**ENTRIES SHOWN:**
▶

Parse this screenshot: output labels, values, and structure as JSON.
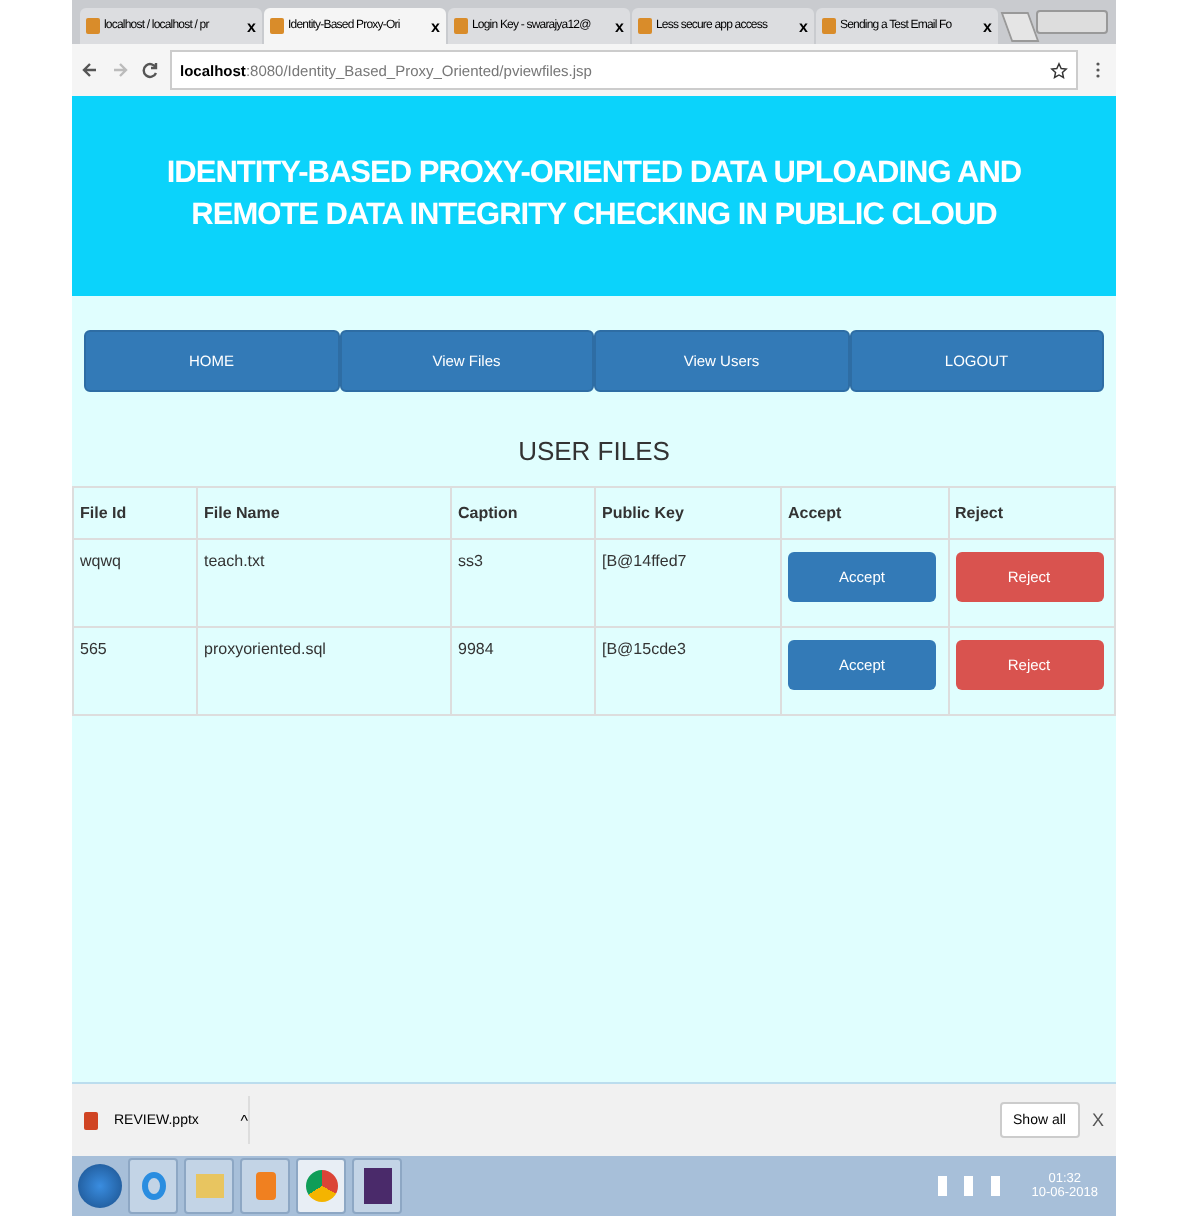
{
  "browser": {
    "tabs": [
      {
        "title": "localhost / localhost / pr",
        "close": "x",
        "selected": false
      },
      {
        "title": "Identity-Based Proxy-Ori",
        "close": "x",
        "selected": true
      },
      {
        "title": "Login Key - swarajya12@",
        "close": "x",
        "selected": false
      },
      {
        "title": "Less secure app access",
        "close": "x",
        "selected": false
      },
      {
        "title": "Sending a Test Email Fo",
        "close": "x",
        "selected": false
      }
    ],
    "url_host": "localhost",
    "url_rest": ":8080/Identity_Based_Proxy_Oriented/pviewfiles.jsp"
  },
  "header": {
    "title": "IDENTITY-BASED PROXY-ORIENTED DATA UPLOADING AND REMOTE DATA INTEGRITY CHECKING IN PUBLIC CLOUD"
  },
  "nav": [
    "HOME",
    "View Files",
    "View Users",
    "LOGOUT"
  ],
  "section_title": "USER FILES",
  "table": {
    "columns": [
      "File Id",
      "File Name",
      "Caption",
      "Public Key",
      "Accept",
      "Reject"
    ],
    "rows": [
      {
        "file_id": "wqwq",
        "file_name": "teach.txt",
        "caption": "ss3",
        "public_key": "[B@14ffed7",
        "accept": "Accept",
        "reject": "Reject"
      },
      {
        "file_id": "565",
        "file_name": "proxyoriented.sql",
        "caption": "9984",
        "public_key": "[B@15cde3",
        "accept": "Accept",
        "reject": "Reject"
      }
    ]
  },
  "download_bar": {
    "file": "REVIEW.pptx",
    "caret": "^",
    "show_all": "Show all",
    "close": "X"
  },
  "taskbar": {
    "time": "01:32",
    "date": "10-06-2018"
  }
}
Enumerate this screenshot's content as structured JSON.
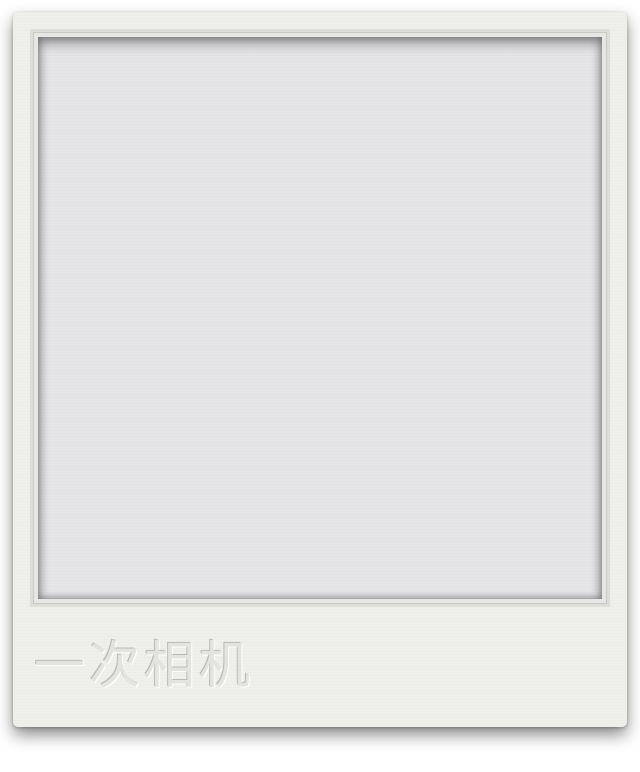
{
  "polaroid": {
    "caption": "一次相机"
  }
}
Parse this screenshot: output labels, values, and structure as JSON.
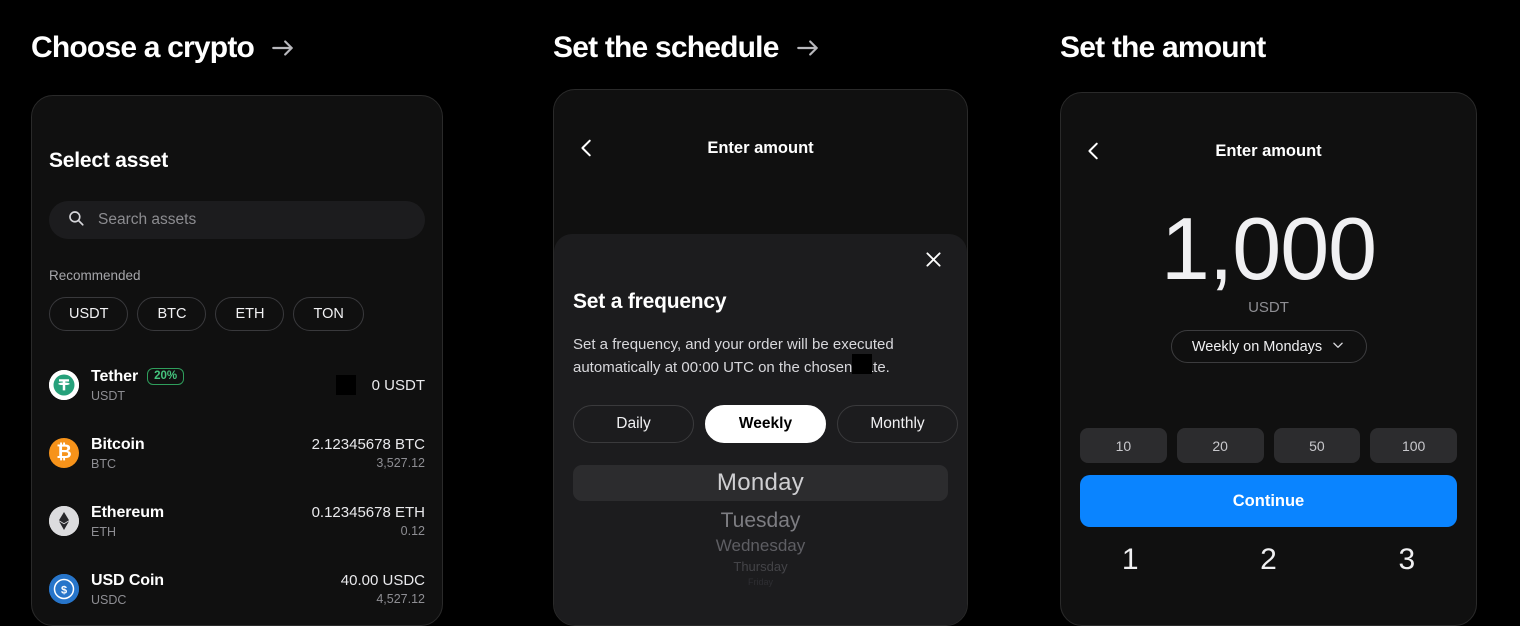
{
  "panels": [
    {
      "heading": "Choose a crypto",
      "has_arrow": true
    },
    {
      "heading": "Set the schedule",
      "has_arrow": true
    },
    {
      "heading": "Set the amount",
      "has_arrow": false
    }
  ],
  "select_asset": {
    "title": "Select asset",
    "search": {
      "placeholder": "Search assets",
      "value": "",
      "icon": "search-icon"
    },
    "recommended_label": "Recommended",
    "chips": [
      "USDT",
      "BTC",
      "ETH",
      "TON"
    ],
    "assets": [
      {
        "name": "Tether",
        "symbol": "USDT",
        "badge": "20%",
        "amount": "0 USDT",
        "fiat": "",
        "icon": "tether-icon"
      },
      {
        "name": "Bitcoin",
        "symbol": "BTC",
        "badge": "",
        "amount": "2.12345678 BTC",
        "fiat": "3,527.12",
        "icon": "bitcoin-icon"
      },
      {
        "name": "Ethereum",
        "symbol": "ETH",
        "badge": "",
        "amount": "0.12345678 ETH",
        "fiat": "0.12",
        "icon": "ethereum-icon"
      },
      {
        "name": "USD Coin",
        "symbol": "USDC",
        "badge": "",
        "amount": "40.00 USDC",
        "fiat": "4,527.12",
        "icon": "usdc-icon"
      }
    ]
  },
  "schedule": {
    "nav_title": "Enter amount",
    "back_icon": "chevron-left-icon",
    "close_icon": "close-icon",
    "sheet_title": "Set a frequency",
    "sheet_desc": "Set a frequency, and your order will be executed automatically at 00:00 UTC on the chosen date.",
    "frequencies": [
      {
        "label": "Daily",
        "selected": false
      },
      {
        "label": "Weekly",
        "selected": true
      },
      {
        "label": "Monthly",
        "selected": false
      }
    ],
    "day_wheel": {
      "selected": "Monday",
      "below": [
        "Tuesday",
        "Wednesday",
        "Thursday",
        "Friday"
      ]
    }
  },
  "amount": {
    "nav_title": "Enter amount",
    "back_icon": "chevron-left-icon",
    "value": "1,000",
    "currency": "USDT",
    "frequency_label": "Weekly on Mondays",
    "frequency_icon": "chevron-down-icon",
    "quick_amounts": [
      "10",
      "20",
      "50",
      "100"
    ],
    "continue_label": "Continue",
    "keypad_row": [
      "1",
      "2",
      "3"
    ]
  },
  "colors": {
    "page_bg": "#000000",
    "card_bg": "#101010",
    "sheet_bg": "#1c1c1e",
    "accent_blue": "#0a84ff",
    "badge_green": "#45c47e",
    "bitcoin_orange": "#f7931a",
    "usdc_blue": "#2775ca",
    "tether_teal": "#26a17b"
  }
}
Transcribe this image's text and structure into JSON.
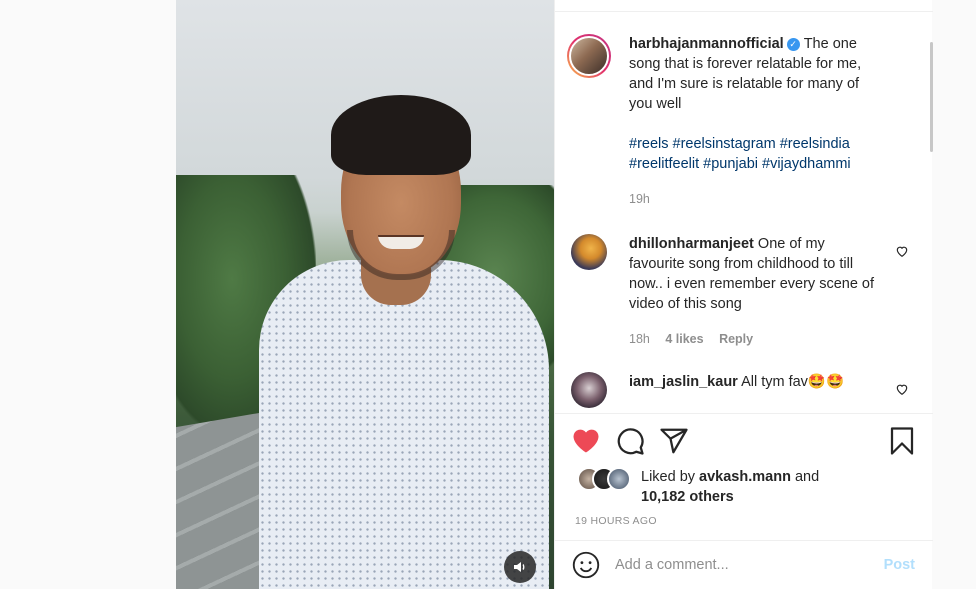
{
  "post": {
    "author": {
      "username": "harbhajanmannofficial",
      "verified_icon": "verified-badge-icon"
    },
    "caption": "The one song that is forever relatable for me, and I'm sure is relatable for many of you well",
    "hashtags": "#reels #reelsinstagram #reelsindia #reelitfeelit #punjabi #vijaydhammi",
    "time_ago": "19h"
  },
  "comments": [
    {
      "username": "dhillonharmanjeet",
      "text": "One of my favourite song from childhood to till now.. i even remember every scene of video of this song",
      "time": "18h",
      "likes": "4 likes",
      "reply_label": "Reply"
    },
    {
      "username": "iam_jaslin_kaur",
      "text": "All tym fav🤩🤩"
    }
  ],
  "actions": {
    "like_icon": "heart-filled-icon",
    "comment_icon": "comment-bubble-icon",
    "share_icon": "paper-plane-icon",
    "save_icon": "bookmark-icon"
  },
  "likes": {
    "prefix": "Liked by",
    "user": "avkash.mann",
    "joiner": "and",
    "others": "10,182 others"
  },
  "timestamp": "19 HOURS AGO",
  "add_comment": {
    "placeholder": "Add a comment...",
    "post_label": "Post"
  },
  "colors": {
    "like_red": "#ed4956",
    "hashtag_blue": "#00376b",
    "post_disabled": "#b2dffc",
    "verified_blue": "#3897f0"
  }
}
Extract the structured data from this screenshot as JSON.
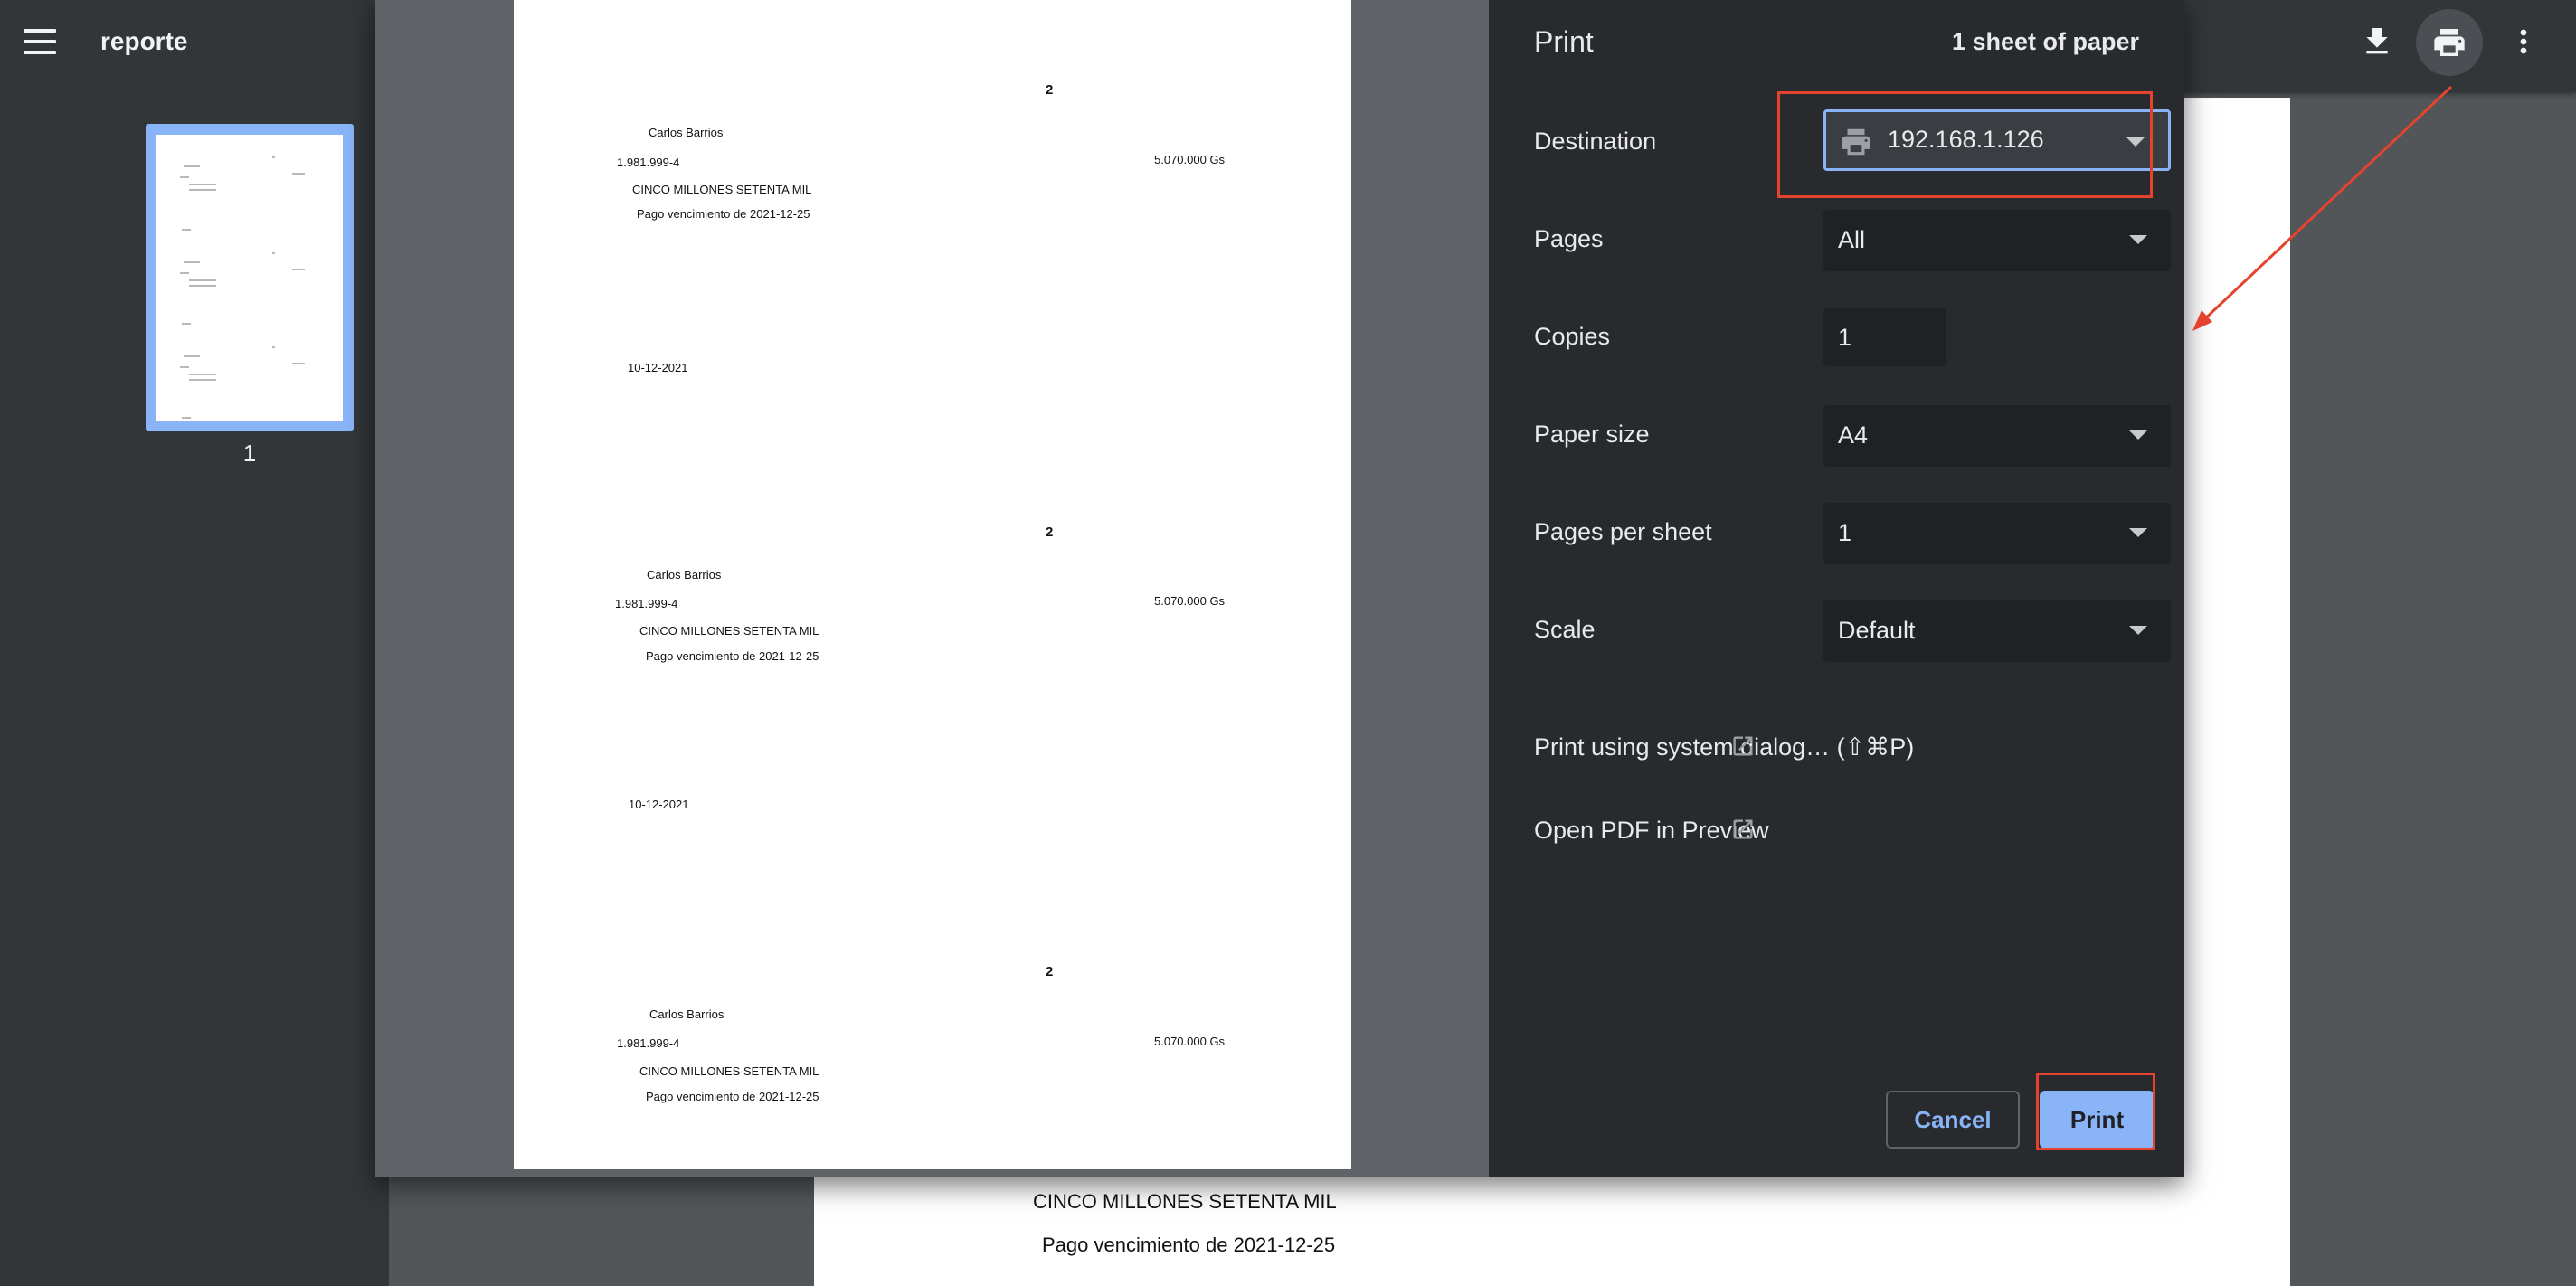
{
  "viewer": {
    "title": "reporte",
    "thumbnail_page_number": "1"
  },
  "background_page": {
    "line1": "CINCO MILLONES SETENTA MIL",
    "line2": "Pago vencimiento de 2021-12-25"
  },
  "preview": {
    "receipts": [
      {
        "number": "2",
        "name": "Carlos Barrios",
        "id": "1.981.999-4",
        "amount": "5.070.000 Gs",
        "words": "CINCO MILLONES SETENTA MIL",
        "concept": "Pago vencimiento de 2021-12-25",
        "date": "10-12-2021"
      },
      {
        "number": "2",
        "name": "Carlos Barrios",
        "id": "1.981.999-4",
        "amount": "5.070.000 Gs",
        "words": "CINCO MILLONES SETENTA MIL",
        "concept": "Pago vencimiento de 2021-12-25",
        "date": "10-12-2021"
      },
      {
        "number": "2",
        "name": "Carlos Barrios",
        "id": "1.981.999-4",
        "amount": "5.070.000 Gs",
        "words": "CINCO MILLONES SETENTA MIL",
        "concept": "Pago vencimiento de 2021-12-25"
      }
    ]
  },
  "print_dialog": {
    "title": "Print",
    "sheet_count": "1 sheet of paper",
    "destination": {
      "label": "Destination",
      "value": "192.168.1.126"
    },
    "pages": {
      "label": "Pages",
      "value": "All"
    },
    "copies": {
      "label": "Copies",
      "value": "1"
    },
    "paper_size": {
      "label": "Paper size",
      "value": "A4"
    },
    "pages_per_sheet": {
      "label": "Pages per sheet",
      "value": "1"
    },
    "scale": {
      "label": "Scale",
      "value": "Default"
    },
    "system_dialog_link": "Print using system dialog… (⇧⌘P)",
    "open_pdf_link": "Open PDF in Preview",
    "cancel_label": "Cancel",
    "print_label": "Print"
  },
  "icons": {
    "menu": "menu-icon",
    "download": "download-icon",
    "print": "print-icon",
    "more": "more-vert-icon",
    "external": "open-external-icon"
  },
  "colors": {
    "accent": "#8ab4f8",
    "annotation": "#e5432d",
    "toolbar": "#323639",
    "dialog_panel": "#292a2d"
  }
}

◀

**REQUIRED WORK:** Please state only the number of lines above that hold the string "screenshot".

**EXPECTED OUTPUT:** 4